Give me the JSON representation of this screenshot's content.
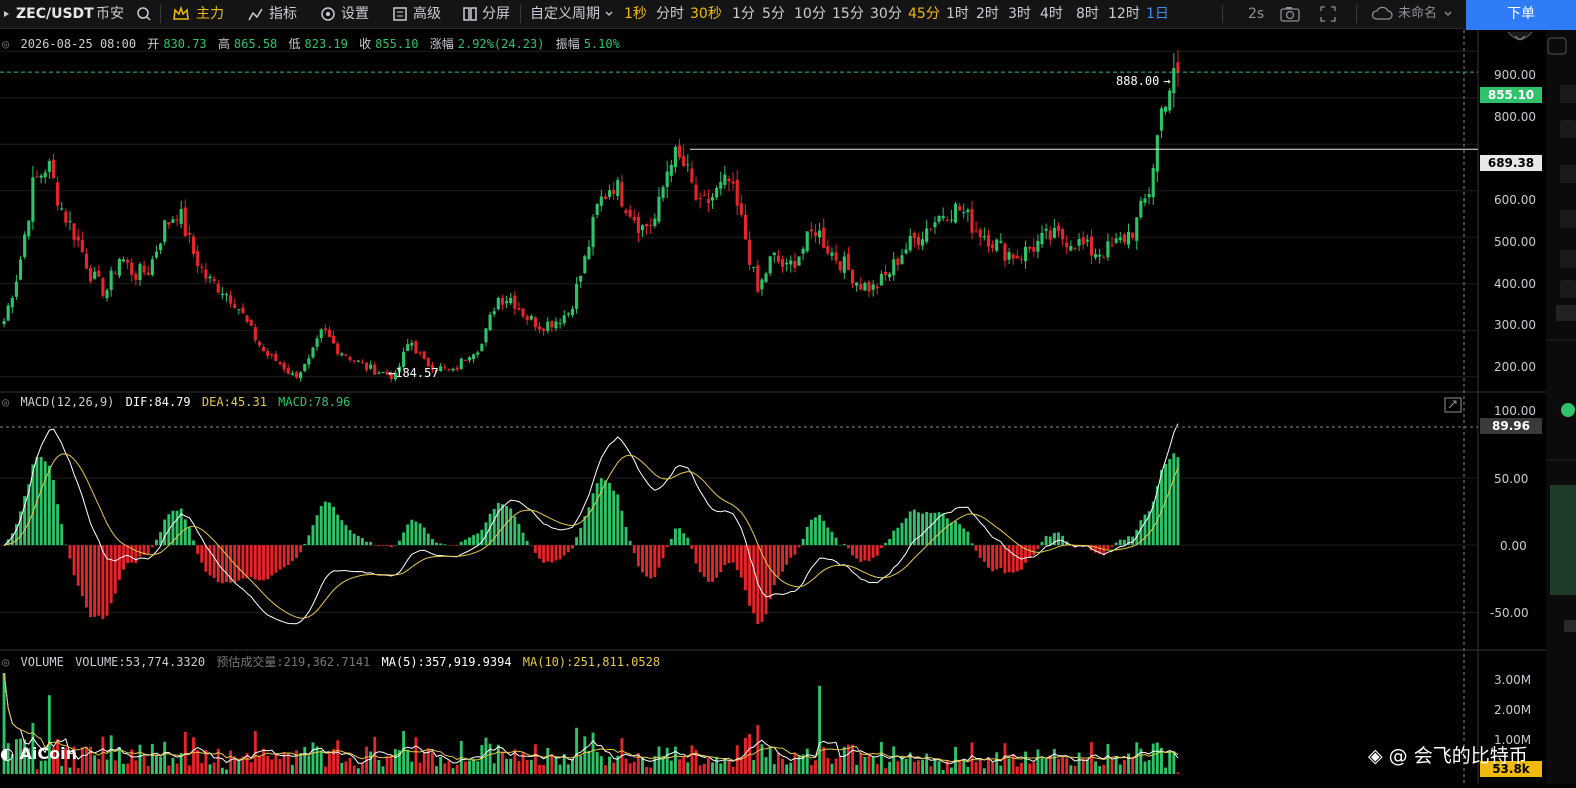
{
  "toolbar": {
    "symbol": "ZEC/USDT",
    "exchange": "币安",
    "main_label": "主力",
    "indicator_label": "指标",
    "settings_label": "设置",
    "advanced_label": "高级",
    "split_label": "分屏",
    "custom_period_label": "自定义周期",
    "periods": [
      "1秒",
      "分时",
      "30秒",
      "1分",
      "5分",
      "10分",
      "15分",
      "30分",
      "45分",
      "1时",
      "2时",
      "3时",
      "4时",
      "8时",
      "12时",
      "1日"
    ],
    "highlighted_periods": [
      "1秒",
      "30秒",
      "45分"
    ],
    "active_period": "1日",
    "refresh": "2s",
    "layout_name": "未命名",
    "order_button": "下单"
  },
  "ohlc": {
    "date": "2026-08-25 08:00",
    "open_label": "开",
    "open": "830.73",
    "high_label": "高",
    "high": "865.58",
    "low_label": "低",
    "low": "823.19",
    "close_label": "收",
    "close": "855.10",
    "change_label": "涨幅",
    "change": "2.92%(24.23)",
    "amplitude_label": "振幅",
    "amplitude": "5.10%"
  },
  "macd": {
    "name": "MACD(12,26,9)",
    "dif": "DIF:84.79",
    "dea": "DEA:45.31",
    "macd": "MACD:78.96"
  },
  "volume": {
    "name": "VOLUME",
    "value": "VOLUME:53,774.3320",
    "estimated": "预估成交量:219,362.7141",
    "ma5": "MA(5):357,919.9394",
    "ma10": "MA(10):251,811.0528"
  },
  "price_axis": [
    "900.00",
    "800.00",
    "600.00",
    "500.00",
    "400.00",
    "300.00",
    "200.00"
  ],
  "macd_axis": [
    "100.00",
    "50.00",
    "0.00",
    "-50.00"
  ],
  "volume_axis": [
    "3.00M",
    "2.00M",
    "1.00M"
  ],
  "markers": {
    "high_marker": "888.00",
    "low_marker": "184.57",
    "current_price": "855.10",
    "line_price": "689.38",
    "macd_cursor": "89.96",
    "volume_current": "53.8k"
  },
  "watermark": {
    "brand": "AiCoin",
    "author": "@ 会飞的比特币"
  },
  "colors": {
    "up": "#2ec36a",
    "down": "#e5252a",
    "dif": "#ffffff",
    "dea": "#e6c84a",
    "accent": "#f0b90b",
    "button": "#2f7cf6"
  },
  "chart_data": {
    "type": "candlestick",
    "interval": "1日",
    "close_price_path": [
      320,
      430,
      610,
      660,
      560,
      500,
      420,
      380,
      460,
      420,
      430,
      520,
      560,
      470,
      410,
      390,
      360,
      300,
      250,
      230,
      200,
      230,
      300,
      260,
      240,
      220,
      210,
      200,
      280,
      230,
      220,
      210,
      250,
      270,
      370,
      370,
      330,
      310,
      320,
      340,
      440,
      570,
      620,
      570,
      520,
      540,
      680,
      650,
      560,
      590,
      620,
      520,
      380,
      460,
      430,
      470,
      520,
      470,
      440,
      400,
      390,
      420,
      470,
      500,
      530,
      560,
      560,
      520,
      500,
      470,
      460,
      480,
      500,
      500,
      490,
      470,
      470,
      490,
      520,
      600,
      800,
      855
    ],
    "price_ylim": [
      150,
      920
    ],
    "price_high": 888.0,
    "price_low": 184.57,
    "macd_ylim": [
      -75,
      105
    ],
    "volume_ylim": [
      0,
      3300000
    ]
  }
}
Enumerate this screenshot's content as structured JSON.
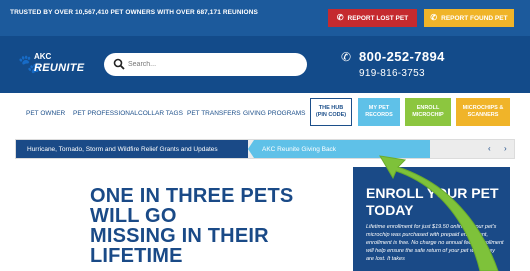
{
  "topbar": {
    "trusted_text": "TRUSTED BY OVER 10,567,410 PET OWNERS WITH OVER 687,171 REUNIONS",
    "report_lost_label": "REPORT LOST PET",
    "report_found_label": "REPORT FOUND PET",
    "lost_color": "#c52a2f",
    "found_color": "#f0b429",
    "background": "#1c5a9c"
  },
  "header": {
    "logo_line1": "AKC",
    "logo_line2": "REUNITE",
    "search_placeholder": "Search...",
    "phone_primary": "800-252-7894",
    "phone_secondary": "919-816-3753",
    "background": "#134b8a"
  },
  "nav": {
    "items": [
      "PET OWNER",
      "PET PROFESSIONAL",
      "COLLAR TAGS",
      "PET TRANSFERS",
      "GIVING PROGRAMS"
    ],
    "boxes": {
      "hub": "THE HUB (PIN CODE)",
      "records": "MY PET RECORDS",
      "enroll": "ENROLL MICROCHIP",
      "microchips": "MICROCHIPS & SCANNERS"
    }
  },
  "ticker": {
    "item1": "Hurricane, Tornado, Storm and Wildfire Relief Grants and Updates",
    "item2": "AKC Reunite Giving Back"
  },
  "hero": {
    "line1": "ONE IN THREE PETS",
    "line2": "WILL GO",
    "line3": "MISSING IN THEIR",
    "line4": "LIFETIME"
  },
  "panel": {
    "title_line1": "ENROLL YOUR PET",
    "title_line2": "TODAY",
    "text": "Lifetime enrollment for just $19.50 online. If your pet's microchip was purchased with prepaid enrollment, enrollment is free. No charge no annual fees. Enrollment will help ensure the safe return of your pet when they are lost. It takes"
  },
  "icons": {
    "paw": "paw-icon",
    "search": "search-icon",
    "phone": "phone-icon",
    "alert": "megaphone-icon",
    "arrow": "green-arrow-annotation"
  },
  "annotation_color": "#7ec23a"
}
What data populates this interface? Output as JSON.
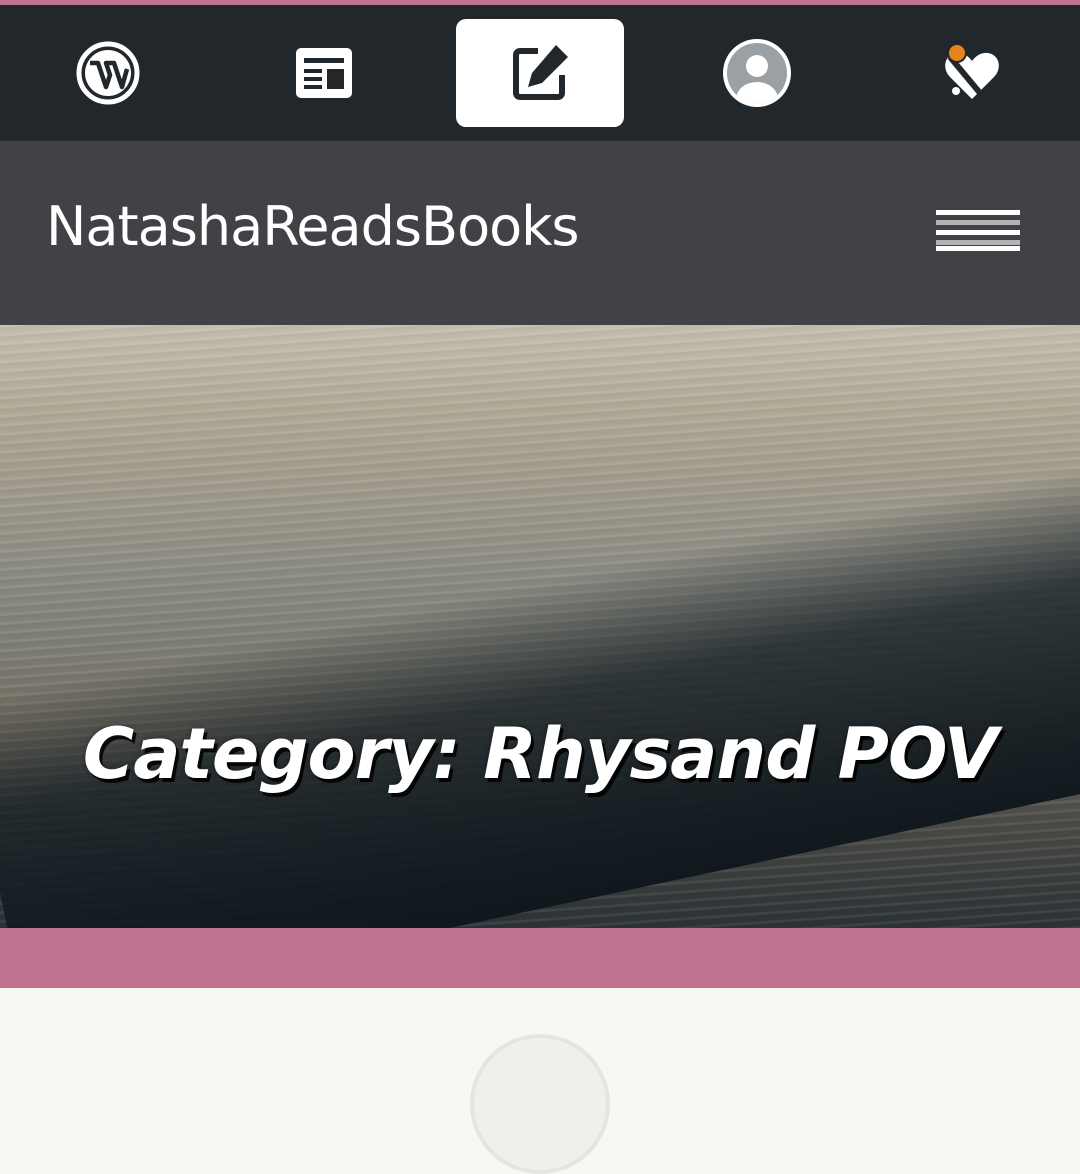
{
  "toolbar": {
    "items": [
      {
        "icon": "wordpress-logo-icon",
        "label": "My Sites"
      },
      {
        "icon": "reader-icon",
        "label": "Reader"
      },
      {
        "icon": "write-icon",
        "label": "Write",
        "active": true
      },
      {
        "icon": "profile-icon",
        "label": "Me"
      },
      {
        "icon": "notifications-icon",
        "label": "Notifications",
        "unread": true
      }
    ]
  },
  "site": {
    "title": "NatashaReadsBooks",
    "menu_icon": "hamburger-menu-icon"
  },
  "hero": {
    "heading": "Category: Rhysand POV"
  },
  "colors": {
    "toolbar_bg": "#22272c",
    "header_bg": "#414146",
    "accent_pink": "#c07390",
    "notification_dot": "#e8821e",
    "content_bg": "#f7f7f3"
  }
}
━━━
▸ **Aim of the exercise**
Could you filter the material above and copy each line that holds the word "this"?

▸ **Exercise result**
Give me the JSON representation of this screenshot's content.
Enumerate this screenshot's content as structured JSON.
What data populates this interface? Output as JSON.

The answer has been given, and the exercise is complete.